MB: What other problems did you run into?
RP: I had to build the fundraising site fast and with as little hassle as possible. I took advantage of the cloud hosting that I have at slicehost.com and literally followed a fantastic tutorial from TutorialZine to get the framework of the site built. In fact, you can still see that I held onto most of the styling elements in the tutorial. Once that was built, we were ready to start collecting donations. Unfortunately, the day that I launched the site, the Rackspace-Slicehost infrastructure suffered a severe network outage. I created a virtual server at Linode and began migrating the site to the new server, but the outage was eventually resolved and currently the site is still running at Slicehost. Still, the experience was useful as it gave me a real indication of how quickly one can actually provision a server in the cloud and migrate a site.
MB: Memeburn wishes you the best for your run, and will be donating to Thelifa. Where can readers find out more about your efforts and donate if they are interested?
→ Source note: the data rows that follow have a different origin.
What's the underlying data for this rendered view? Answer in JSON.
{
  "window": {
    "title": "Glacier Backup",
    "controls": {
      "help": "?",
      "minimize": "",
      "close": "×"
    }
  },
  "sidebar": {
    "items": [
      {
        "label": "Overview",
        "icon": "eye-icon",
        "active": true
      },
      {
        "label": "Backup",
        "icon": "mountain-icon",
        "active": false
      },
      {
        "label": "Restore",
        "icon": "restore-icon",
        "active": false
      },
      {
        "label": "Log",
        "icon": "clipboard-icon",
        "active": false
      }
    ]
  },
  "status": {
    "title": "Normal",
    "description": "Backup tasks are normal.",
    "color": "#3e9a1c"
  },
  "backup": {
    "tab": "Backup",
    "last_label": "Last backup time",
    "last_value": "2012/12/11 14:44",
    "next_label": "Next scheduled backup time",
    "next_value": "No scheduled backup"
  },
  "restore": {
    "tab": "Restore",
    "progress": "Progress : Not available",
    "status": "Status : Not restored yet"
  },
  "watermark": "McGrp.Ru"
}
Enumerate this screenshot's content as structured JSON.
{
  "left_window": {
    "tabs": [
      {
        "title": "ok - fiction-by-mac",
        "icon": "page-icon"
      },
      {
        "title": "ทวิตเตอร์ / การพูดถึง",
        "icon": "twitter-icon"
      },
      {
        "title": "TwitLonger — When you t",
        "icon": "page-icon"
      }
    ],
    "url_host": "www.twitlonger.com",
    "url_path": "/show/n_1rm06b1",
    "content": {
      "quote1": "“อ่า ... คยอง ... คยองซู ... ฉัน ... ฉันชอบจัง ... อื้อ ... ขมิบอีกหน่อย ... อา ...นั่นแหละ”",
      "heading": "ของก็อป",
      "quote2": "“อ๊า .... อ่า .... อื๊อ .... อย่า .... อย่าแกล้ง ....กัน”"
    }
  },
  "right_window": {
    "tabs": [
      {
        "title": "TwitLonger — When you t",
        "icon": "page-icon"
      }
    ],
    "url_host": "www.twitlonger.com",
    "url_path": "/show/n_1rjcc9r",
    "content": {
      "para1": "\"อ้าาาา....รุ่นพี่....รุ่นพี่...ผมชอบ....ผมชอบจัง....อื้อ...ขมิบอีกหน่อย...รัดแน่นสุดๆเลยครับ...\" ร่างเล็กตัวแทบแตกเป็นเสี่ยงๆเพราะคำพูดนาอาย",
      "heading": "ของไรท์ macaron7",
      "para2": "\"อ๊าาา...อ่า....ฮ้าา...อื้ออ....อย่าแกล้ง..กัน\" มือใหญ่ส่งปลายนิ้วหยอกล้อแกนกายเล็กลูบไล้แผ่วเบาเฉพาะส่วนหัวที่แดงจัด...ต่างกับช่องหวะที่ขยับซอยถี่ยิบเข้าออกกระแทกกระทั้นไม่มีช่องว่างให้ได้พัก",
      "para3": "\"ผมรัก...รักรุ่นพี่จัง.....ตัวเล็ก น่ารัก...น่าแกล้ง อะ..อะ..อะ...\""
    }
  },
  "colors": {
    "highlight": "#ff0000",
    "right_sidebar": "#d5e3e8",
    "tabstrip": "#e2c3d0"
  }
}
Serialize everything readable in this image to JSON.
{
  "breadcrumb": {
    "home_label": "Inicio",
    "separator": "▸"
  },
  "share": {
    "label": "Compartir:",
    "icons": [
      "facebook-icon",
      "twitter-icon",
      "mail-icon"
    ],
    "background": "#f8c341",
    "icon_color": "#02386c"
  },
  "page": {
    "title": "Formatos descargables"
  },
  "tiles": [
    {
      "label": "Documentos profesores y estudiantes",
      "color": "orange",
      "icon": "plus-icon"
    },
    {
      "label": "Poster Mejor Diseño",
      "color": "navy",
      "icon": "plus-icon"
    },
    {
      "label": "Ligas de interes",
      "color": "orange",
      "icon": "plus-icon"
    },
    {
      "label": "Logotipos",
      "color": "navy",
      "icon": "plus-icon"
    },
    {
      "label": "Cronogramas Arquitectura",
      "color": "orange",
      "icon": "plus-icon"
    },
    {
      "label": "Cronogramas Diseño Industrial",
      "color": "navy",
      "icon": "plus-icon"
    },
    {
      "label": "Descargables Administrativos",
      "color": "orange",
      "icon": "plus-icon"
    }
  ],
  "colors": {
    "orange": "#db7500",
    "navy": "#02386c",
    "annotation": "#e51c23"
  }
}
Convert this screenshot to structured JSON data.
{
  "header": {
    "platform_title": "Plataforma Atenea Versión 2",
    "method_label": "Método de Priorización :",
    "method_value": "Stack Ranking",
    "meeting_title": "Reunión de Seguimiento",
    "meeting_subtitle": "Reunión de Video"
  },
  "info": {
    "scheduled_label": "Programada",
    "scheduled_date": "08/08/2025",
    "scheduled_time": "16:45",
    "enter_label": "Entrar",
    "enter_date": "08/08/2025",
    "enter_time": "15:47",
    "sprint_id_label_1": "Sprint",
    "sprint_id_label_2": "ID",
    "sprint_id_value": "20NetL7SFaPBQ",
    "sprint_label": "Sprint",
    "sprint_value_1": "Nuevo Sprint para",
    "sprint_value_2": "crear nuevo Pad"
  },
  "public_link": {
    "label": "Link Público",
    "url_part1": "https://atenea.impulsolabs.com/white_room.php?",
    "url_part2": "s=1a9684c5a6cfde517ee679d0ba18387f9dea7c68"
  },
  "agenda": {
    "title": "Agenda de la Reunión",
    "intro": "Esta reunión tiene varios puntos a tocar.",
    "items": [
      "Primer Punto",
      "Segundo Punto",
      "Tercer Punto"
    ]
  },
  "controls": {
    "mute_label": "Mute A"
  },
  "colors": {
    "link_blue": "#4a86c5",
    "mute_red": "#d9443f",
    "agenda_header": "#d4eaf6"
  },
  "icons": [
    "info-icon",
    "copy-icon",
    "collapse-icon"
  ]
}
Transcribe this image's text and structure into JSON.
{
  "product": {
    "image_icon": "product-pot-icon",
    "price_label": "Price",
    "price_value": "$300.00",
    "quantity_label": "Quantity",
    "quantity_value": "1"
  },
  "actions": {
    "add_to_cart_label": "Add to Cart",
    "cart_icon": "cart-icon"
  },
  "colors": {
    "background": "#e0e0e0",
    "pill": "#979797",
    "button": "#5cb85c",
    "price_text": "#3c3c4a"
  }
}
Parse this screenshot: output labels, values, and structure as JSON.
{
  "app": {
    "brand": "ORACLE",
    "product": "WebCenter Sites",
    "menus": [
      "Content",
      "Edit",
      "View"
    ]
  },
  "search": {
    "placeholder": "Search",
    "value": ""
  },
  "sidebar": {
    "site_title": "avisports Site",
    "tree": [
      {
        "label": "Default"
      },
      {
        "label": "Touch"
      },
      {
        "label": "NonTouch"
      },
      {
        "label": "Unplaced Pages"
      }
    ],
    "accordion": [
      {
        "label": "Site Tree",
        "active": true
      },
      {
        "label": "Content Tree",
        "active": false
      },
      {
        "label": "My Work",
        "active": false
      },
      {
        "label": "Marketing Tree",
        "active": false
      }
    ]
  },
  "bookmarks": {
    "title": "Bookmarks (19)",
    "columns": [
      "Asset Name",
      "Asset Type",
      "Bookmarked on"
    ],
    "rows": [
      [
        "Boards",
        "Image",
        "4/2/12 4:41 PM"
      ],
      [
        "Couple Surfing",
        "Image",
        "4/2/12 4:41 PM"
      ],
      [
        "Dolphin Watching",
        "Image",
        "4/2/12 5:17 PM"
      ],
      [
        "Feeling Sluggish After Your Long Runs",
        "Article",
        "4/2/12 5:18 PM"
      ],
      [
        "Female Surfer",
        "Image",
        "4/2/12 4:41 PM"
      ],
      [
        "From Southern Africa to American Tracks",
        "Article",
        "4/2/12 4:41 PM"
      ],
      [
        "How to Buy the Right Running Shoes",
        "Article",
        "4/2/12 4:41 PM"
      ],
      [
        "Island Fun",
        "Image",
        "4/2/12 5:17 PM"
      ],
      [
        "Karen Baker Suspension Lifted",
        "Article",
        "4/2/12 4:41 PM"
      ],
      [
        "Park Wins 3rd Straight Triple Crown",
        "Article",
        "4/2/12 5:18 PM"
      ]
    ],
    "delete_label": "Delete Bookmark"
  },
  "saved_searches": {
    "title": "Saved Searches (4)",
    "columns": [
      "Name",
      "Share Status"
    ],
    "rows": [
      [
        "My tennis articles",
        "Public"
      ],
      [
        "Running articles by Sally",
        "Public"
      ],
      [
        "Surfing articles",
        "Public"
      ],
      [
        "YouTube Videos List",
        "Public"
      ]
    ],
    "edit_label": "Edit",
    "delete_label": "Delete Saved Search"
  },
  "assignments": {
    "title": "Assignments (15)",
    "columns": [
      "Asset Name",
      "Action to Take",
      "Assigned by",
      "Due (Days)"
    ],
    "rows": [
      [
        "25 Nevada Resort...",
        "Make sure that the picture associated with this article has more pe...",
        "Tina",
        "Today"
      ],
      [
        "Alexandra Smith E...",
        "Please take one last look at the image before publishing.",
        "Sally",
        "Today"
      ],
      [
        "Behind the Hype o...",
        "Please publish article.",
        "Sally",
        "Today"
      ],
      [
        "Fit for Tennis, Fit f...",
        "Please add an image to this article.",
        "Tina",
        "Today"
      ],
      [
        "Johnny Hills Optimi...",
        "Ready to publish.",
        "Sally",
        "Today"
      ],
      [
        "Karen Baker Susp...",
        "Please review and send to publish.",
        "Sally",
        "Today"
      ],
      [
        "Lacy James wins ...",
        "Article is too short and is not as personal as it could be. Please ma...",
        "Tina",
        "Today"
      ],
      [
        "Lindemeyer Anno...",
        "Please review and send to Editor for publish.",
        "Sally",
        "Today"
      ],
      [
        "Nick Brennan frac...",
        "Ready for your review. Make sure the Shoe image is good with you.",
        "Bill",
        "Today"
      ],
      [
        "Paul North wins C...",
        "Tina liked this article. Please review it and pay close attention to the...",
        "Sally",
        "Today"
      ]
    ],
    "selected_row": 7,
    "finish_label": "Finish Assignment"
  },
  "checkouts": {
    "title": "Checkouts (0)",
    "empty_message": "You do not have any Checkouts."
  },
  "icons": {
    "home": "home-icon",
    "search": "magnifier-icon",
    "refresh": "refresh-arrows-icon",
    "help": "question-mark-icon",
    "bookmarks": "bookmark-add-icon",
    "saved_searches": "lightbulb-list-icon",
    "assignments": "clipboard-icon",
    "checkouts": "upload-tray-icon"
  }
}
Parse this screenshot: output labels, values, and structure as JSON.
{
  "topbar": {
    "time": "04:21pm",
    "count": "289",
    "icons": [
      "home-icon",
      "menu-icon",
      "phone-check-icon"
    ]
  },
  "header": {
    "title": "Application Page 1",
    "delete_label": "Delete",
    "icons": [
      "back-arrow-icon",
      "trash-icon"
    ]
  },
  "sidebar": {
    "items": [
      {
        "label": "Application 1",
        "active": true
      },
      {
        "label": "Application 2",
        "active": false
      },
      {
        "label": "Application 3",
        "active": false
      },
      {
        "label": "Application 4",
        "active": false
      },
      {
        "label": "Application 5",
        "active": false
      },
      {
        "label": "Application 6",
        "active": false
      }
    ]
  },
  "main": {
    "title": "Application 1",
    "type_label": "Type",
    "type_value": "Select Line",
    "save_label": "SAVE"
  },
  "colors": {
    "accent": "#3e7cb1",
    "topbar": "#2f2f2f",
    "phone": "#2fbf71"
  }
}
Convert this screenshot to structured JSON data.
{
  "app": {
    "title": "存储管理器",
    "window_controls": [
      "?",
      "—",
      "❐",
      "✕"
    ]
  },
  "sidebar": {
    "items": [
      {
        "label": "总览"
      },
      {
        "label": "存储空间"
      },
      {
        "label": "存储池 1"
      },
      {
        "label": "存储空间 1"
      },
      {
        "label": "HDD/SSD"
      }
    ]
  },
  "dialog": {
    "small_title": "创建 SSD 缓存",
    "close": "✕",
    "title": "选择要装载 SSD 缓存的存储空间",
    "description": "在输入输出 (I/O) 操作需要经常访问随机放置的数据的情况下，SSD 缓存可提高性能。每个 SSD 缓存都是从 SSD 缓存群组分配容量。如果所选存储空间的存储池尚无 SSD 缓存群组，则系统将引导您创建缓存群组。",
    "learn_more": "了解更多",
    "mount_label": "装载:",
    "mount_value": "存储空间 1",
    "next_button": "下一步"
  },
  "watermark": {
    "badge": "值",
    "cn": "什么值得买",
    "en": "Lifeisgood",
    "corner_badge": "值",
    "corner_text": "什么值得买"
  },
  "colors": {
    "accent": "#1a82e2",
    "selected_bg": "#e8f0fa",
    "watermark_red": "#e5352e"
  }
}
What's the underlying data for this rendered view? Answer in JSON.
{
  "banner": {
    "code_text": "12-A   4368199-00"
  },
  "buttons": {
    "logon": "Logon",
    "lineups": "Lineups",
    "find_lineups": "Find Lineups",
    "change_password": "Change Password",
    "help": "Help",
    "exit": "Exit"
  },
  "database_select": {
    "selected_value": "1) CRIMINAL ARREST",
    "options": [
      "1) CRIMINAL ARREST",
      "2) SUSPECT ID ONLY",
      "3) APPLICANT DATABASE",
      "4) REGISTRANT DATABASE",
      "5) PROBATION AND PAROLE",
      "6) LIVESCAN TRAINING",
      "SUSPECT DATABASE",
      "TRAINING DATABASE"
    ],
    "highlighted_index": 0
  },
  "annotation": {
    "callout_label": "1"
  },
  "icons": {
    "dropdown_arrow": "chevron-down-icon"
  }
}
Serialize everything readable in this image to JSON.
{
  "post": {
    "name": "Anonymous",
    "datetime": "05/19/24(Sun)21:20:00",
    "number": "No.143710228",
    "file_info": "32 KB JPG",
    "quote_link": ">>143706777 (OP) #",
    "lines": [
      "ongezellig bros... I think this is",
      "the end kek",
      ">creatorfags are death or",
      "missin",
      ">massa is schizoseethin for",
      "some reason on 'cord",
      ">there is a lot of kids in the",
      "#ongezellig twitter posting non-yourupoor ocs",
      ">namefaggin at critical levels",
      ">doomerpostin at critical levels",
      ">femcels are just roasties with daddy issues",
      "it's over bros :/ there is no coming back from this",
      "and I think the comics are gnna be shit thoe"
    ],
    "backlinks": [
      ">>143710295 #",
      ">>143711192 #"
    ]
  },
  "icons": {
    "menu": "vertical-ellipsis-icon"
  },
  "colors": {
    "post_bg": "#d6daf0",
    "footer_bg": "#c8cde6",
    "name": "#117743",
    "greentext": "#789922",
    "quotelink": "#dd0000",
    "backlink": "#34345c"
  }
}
RP: You can visit the site at http://thelifa.xplode.org and read more about the school and our cause there. Thanks to Memeburn for all of your support, I’ll let you know how the run goes!